The ferry that was procured in 2017 to ease congestion in the channel was ferrying vehicles from the mainland to the Island when the incident happened.
Kenya Ferry Services managing director Bakari Gowa who confirmed the incident blamed the problem on high tides and strong current that were experienced on Monday afternoon.
“The engine was overheating because of high current and high tides forcing the coxswain to put off one engine and continue operating with only one engine,” said Gowa.
On Monday, the service had sent a warning saying the tides would be at their highest point at 4.58 am and 5.18 pm.
A tidal cycle lasts between 12 to 13 hours rising for 6-7 hours and falling for another 6 -7 hours and according to eyewitnesses, the incident happened at 3.00 pm.
The ferry that arrived in the country in 2017 has a capacity of 1500 passengers and 60 vehicles.
The ferry is considered the safest vessel in the channel unlike her peers MV Nyayo, MV Kilindini and MV Harambee that were de-registered by Lloyd’s register in 2007 over being unseaworthy.

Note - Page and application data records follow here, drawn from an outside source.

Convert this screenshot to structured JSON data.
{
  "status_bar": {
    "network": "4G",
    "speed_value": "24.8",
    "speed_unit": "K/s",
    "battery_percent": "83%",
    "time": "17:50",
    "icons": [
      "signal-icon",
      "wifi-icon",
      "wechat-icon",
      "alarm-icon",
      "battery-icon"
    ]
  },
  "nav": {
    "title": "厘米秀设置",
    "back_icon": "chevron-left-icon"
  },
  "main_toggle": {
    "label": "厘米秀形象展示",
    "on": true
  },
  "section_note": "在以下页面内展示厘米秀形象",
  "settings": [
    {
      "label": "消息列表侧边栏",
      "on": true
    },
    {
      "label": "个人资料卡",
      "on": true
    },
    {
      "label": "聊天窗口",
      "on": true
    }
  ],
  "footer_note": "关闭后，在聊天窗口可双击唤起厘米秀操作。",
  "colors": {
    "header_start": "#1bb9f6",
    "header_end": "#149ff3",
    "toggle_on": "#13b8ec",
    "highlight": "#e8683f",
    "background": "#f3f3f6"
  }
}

This is the second time the ferry is developing mechanical problems while in transit in less than 6 months.
Last October, The ferry stalled midway after its steering wheel developed mechanical problems.
“At around 2:30 pm Jambo ferry experienced a steering problem while loaded from the mainland, Kwale ferry towed her to island ramp where vehicles passengers alighted and later secured for repairs.” The service had said in a statement.
A new ferry dubbed MV safari was expected to arrive in the country this month.
Currently, only four ferries are operating in the channel after two ferries; MV Nyayo and MV Harambee were withdrawn for repair and servicing.